After showing in front of the Eiffel Tower for his last two women’s ready-to-wear collection, it looks like @anthonyvaccarello may be heading to the Big Apple. Sources say the designer will stage his next @ysl show in NYC on June 6. Get all the details on WWD.com. #wwdnews #wwdfashion (📷: @aitorrosasphoto)
EXCLUSIVE: Two and half months after John Targon, cofounder and codesigner of Baja East, was hired as creative director of the contemporary division at Marc Jacobs, he has left the company, WWD has learned. Marc Jacobs International, which is owned by LVMH Moët Hennessy Louis Vuitton, confirmed Targon’s departure in a statement: “John Targon is a talented designer and we appreciate the work he has done here. Ultimately working together did not make sense for the brand and we wish him the best.” Read the story by @jessiredale, link in bio. #wwdnews
@theluxurycollection is officially launching a collection, tapping Sofia Sanchez de Betak for the capsule. Over 30 styles will be featured in the Chufy x The Luxury Collection, debuting next month at Bergdorf Goodman, The Webster, FiveStory and more. De Betak, known as “@chufy,” drew inspiration for the collection from her trips to Japan in the past year #wwdfashion

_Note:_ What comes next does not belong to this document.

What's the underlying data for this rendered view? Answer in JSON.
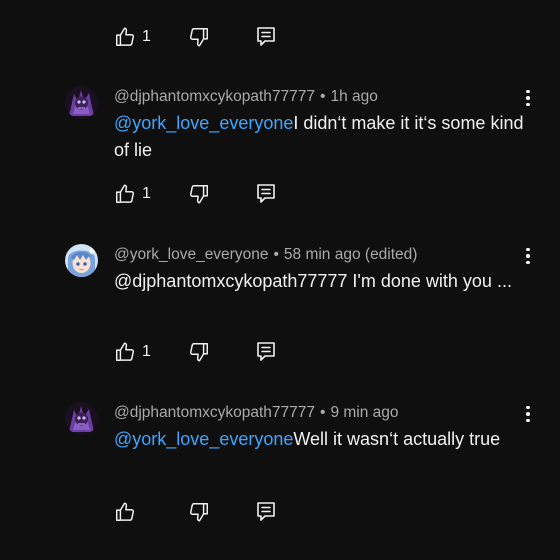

@lhd, founder and CEO of @thewebster, has teamed up with @lebonmarcherivegauche for the European launch of her ready-to-wear line, LHD. The launch will come with an exclusive pop-up opening today that’s set to run through May 20. Located on the second floor, it carries her debut Miami-themed resort collection, launched in November as see-now-buy-now. #wwdfashion